Informing your research subjects and processing personal data in the archival of your data: When the data is to be transferred to a national data repository for archival, the archive in question acts as the processor of the personal data. You must always inform your research subjects of this in your privacy statement or privacy notice. The reference is added to the section of the privacy statement/notification that describes the recipients of the data. When qualitative data is collected for research purposes, the subjects are informed of the deletion of personal data in the information provided for them, and the permission for its archival must be requested separately, for example in connection with the participation consent form.


IDA research data storage service

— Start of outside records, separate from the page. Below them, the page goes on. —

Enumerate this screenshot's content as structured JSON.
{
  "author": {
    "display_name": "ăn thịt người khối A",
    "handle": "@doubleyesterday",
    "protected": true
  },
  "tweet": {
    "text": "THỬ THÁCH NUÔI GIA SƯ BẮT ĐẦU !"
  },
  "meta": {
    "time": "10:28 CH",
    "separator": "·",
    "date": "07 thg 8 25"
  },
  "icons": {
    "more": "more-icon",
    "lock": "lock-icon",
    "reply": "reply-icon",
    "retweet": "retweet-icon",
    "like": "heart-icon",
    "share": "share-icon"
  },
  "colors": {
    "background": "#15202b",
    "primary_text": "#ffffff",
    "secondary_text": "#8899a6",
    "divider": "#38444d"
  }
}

The IDA research data storage service is the recommended basic solution for storing data. It is a free tool for storing, organising and sharing data among a defined user group, as well as for storing data in an unaltered state after the end of the research. Other files, such as classification data or different versions of the data, can also be stored in IDA. The service is suitable for personal data, but not for sensitive data. You can decide whether the data is only available to the research group or if you want to provide it openly or to a limited extent. PLEASE NOTE! IDA’s terms of use require that the data to be stored be described in the Qvain service in all situations, so that it can be added to various query services (, Etsin). You can also grant access to IDA to parties who do not belong to a Finnish higher education institution as well as to international partners. IDA is part of the free Fairdata service package (provided by the Ministry of Education and Culture and produced by CSC).


Data Archive

The Data Archive archives and transmits electronic research data for research, teaching and study purposes, in accordance with the FAIR principles. Start by proposing the archival of your data in the Data Archive. The Data Archive archives both quantitative and qualitative research data and makes the data suitable for re-use, handles describing the data and storing it in a suitable file format, and helps you anonymise it. The data is stored in a secure manner and in a condition that will enable its re-use for decades. The Data Archive has been awarded the international CoreTrustSeal (CTS) certificate for the reliable storage and re-use of research data. In addition to IDA, the Data Archive is a good option for sharing your data openly. Remember to read the archiving organisation’s instructions.



Zenodo is a free, international and universal open data storage and sharing service for researchers, EU projects and institutions who wish to share their research results. The service is maintained by CERN and funded by the EU. Zenodo can also be used to store different types of data, including publications, posters, presentations, research data, images, videos, audio files, software and lectures. The data is issued a permanent identifier (DOI). We recommend logging in to the service with your ORCID ID.

When it comes to scientific data, we recommend looking at international sector-specific archives. Zenodo is also a good general-purpose archive for international purposes.


Tweb Document management system

If no other options are available, you can store your data in Jamk’s Document Management System (Tweb), under your project’s documentation. Even if you decide against publishing your data or using any national storage services, you should still publish your metadata (Qvain, Reportronic). You can set the visibility of your data in Tweb. For instructions on managing your project’s documents, see the Elmo intranet page (login required). Remember to include your data’s metadata. Tweb allows for the long-term and secure storage of data at JAMK. If you want to store your data in the Document Management System, you must first contact the person responsible for document management (ELMO) or submit a Helpdesk report.


Do you need help in storing and archiving your data?

Send an email to att(a), and we will help you find the best solutions for storing, sharing, archiving, and describing your data. We can also help you get started with the tools described above.